Quigley agreed that there are major dilemmas facing any effort to restart Three Mile Island.

"It's going to be a complicated project if it's undertaken because of the existing material that's got to be disposed of," he said. "That is going to impact the feasibility in all senses of the word — political, economic, technologic. That is an issue, and it is a much tougher nut to crack, as I understand it, than the Palisades plant in Michigan."

The lasting memory of the crisis at Three Mile Island means any future project will need to contend with its history. For decades, federal regulators and the nuclear industry have maintained that the partial meltdown did not release enough radiation to cause increased rates of cancer among workers and community members, although some long-term studies in Dauphin County have suggested otherwise over the years.

The Biden administration's willingness to fund the project in Michigan could be a signal to nuclear advocates in Pennsylvania that national politics could determine the future of Three Mile Island, depending on the outcome of November's presidential election.

"There's certainly concern that the incentives and support that are available today might not survive after January," Quigley said. "There's some urgency from that standpoint. Clearly, restarting a mothballed plant is going to be an expensive proposition, and I'm sure that Constellation has its eye on what kinds of incentives might be available."

Epstein said nuclear energy will undoubtedly be part of the mix in Pennsylvania moving forward but cautioned that lawmakers take a wider view about the future.

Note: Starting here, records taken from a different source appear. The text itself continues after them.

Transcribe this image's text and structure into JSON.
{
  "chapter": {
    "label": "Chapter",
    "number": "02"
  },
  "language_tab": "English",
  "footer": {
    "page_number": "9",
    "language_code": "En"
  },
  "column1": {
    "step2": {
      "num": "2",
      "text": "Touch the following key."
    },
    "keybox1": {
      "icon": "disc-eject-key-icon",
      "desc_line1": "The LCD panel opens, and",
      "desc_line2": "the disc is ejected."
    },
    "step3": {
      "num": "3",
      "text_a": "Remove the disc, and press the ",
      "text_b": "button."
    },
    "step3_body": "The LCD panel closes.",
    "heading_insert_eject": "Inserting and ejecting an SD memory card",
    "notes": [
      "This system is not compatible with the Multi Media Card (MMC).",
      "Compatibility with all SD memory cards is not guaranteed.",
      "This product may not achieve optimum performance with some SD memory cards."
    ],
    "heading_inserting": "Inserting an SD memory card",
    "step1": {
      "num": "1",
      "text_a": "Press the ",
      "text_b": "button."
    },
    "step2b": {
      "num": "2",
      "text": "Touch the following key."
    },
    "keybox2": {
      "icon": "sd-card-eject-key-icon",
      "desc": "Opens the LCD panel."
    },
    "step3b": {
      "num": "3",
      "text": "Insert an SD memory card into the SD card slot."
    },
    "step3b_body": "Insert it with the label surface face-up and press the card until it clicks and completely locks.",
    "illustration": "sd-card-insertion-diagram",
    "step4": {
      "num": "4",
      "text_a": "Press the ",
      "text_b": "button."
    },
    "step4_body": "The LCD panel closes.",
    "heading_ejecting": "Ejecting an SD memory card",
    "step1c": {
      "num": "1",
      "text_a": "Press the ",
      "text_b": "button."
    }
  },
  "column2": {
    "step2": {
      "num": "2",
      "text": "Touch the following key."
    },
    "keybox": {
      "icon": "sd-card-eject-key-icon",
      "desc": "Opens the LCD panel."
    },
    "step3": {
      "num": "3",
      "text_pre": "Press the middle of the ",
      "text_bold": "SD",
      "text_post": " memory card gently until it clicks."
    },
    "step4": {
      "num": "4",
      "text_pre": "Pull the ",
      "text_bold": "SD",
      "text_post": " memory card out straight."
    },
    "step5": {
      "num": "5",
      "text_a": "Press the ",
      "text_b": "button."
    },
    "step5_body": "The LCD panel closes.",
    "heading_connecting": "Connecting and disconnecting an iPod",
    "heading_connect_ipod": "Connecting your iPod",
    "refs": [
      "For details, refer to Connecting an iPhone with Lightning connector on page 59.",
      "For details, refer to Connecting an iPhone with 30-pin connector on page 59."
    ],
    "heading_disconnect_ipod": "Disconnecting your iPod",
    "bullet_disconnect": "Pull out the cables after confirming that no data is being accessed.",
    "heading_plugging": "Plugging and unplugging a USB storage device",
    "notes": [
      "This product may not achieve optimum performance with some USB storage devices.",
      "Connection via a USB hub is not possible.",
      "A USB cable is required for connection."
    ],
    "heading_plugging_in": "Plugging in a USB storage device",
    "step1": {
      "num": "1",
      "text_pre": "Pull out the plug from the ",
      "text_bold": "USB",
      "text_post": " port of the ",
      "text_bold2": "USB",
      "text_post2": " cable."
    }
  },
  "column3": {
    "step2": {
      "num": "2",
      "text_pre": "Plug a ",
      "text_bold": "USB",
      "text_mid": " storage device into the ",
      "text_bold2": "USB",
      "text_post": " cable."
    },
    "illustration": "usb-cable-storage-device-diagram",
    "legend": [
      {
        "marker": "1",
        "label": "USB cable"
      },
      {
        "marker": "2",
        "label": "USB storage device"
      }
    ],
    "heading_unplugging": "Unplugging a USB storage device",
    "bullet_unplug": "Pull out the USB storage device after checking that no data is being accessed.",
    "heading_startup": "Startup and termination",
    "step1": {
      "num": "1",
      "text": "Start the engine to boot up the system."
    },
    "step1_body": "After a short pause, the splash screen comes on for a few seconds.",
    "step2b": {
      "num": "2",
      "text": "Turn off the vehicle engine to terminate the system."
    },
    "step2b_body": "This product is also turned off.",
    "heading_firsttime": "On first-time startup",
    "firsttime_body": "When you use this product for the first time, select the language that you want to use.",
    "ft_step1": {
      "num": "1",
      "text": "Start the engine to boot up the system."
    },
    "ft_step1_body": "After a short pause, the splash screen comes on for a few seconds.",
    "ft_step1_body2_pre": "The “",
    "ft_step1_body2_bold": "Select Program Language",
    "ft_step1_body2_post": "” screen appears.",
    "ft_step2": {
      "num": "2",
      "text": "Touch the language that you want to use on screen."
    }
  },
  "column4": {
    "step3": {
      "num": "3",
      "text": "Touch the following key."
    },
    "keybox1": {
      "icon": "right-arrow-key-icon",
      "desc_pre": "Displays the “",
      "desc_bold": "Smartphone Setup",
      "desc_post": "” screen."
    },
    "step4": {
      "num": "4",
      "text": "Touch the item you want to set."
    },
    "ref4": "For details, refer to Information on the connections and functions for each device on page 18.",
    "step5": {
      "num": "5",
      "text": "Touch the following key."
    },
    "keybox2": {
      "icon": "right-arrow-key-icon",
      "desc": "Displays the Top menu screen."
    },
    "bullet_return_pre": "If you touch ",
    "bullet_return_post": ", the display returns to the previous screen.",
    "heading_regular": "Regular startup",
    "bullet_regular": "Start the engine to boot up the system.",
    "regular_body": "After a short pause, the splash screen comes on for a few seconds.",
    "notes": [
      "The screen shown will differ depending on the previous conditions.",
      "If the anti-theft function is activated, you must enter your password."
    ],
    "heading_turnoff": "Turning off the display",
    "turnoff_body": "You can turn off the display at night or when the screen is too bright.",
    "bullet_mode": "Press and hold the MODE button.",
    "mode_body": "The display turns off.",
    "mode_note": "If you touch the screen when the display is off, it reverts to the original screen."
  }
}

"You have to recognize that nuclear is going to be part of the portfolio," he said. "There's five plants. An energy portfolio, in order to be sustainable, cannot be exclusionary. The key word here is diversity. You don't want to pick and choose an energy source and then be hostage to the whims of the marketplace."